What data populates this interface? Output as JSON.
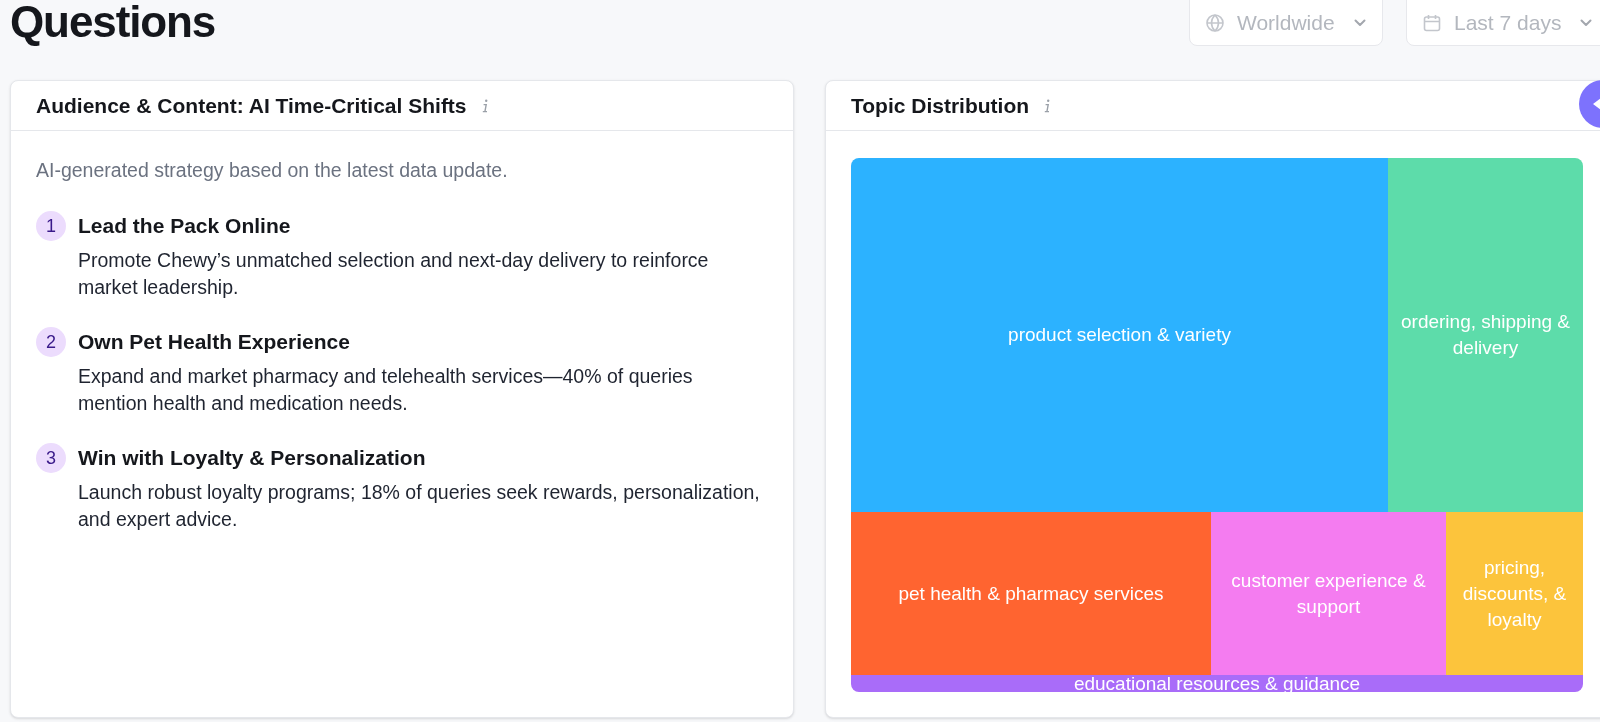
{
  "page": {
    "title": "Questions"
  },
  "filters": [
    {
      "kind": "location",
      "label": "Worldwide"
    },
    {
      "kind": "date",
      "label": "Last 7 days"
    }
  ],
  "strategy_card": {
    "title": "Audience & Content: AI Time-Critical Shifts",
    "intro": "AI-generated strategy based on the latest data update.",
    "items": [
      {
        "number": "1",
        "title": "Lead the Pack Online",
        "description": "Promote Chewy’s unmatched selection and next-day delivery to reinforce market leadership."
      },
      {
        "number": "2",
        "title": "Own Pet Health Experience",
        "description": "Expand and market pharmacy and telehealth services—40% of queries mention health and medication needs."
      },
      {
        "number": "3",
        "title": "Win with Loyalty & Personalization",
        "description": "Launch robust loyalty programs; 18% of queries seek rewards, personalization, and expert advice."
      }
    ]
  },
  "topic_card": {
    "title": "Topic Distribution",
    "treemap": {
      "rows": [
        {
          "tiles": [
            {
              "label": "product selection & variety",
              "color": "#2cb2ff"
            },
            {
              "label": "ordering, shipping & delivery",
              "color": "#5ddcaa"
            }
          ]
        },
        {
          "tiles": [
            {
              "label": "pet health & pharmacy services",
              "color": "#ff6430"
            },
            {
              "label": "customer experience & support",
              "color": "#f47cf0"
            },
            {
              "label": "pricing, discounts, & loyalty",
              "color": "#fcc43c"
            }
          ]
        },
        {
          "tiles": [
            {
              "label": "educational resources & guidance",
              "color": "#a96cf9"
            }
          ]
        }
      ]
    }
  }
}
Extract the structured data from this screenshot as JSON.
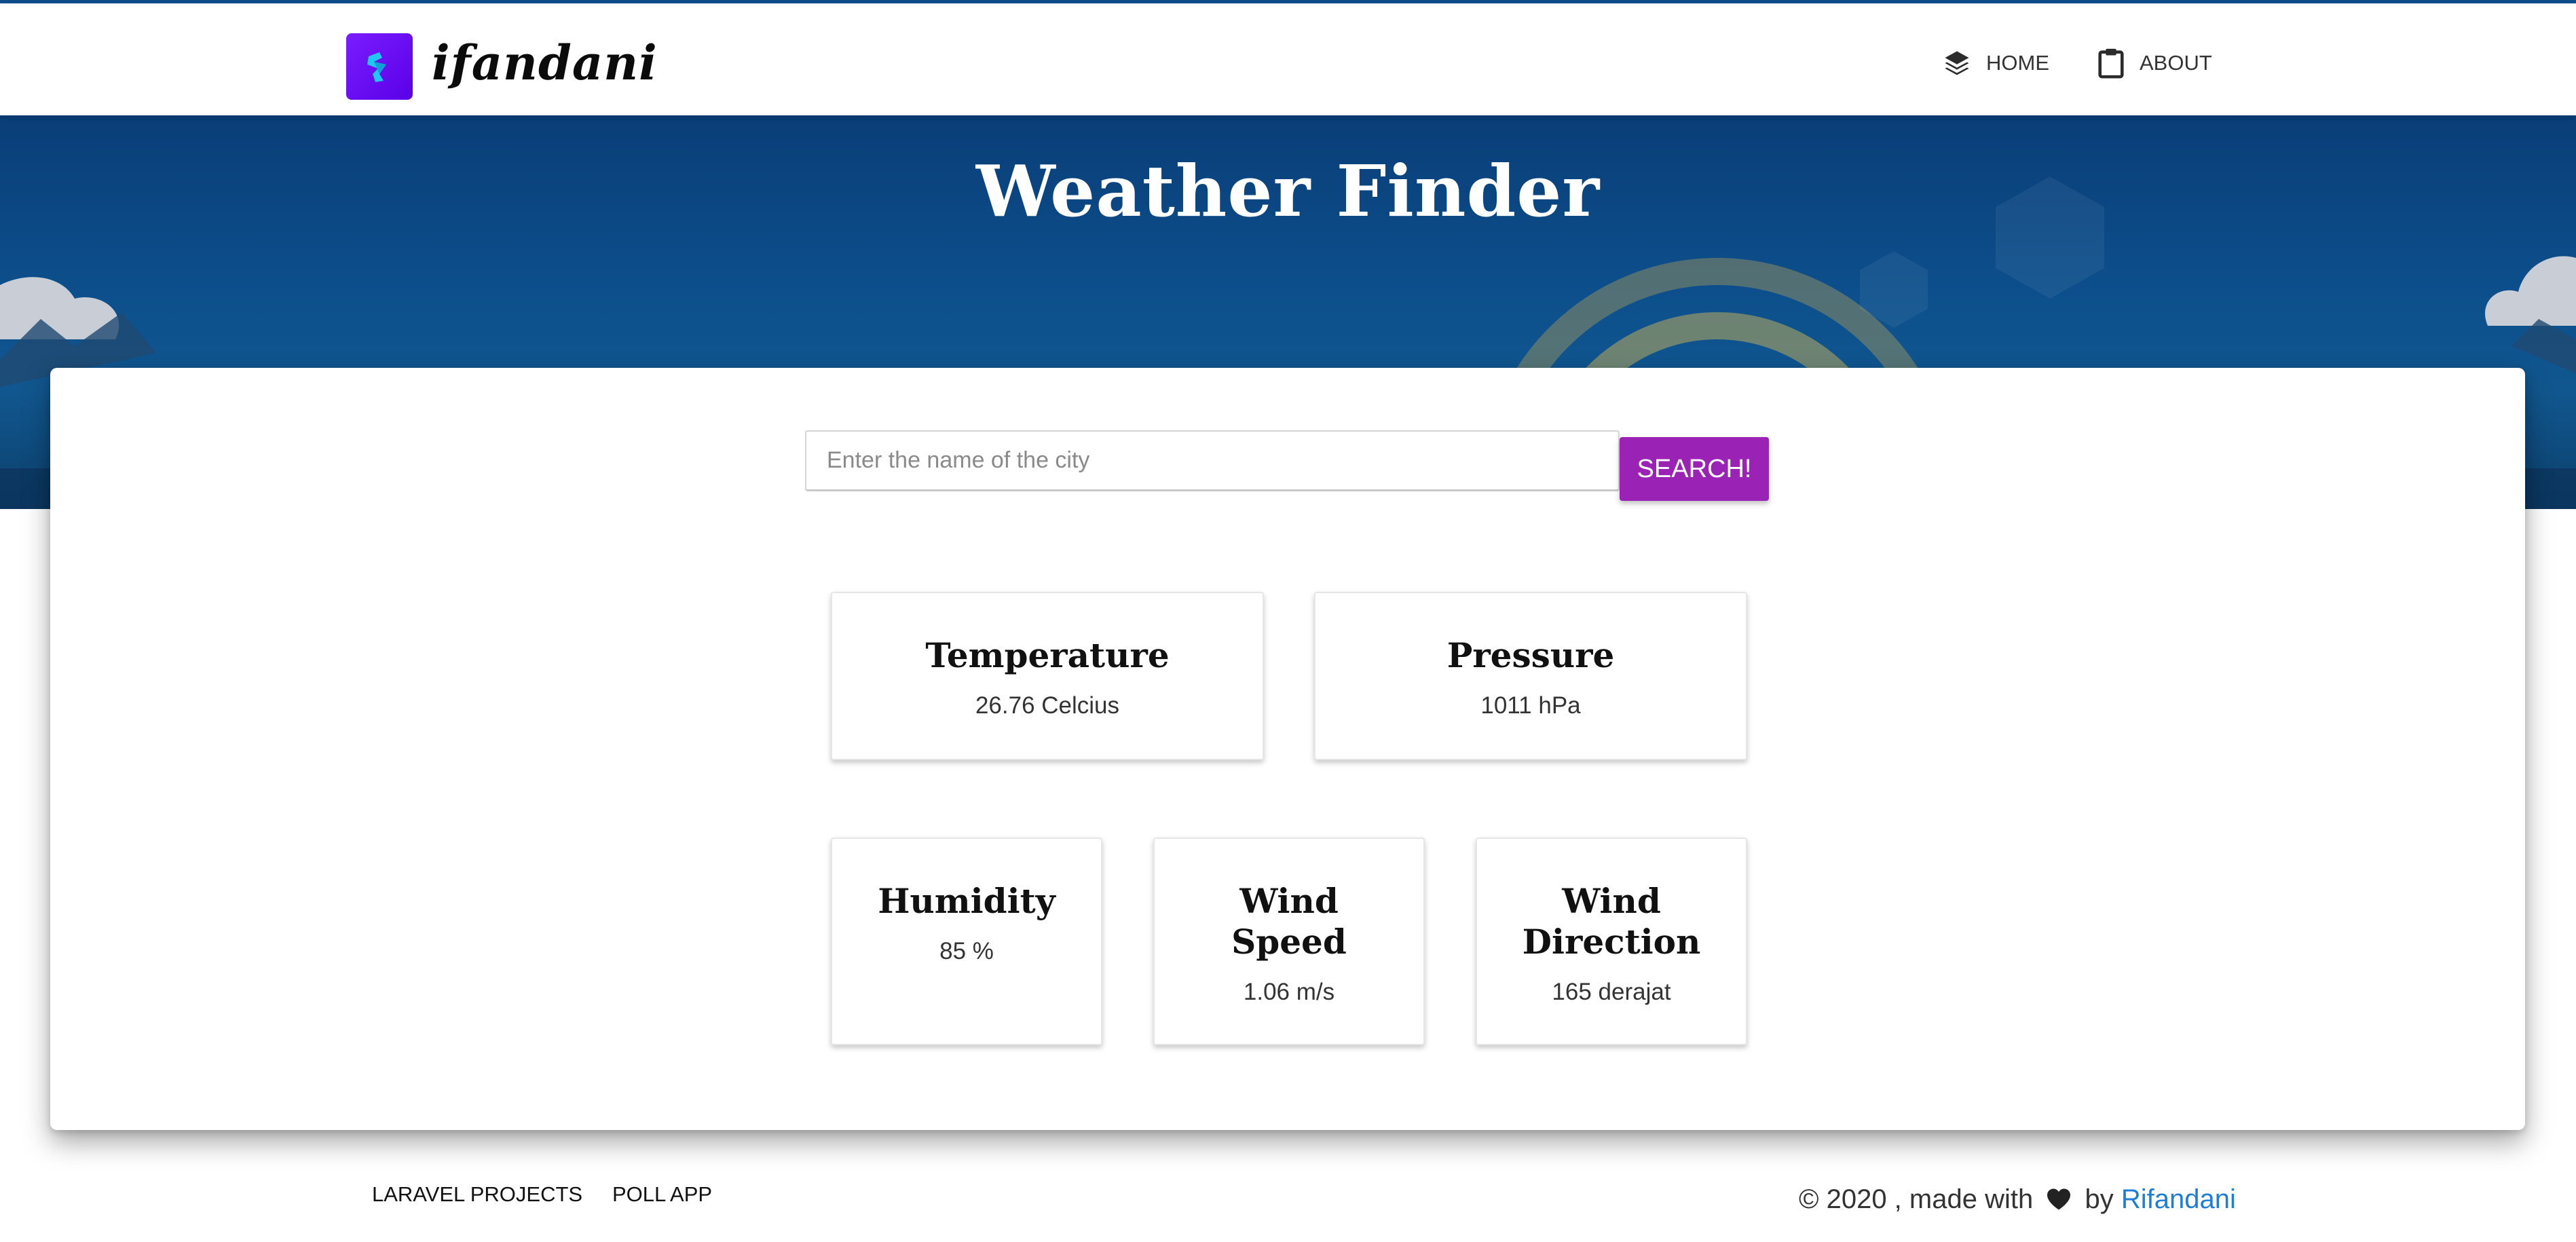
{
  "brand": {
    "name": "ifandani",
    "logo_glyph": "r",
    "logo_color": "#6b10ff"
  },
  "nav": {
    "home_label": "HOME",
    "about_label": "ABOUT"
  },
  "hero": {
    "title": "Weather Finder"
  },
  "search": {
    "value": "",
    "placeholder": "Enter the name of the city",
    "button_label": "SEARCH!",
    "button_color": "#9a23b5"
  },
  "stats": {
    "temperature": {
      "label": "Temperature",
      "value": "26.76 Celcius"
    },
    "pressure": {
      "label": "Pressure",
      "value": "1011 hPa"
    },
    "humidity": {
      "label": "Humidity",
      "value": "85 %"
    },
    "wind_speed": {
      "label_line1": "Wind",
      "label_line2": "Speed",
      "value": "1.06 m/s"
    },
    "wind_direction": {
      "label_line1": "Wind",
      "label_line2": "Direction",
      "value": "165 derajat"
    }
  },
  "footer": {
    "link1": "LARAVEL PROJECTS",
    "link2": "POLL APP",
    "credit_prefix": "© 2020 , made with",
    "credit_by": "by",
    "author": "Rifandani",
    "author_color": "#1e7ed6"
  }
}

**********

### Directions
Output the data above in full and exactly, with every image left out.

### Response below
What data populates this interface? Output as JSON.
{
  "page": {
    "title": "Questions"
  },
  "filters": [
    {
      "kind": "location",
      "label": "Worldwide"
    },
    {
      "kind": "date",
      "label": "Last 7 days"
    }
  ],
  "strategy_card": {
    "title": "Audience & Content: AI Time-Critical Shifts",
    "intro": "AI-generated strategy based on the latest data update.",
    "items": [
      {
        "number": "1",
        "title": "Lead the Pack Online",
        "description": "Promote Chewy’s unmatched selection and next-day delivery to reinforce market leadership."
      },
      {
        "number": "2",
        "title": "Own Pet Health Experience",
        "description": "Expand and market pharmacy and telehealth services—40% of queries mention health and medication needs."
      },
      {
        "number": "3",
        "title": "Win with Loyalty & Personalization",
        "description": "Launch robust loyalty programs; 18% of queries seek rewards, personalization, and expert advice."
      }
    ]
  },
  "topic_card": {
    "title": "Topic Distribution",
    "treemap": {
      "rows": [
        {
          "tiles": [
            {
              "label": "product selection & variety",
              "color": "#2cb2ff"
            },
            {
              "label": "ordering, shipping & delivery",
              "color": "#5ddcaa"
            }
          ]
        },
        {
          "tiles": [
            {
              "label": "pet health & pharmacy services",
              "color": "#ff6430"
            },
            {
              "label": "customer experience & support",
              "color": "#f47cf0"
            },
            {
              "label": "pricing, discounts, & loyalty",
              "color": "#fcc43c"
            }
          ]
        },
        {
          "tiles": [
            {
              "label": "educational resources & guidance",
              "color": "#a96cf9"
            }
          ]
        }
      ]
    }
  }
}
Extract the structured data from this screenshot as JSON.
{
  "brand": {
    "name": "ifandani",
    "logo_glyph": "r",
    "logo_color": "#6b10ff"
  },
  "nav": {
    "home_label": "HOME",
    "about_label": "ABOUT"
  },
  "hero": {
    "title": "Weather Finder"
  },
  "search": {
    "value": "",
    "placeholder": "Enter the name of the city",
    "button_label": "SEARCH!",
    "button_color": "#9a23b5"
  },
  "stats": {
    "temperature": {
      "label": "Temperature",
      "value": "26.76 Celcius"
    },
    "pressure": {
      "label": "Pressure",
      "value": "1011 hPa"
    },
    "humidity": {
      "label": "Humidity",
      "value": "85 %"
    },
    "wind_speed": {
      "label_line1": "Wind",
      "label_line2": "Speed",
      "value": "1.06 m/s"
    },
    "wind_direction": {
      "label_line1": "Wind",
      "label_line2": "Direction",
      "value": "165 derajat"
    }
  },
  "footer": {
    "link1": "LARAVEL PROJECTS",
    "link2": "POLL APP",
    "credit_prefix": "© 2020 , made with",
    "credit_by": "by",
    "author": "Rifandani",
    "author_color": "#1e7ed6"
  }
}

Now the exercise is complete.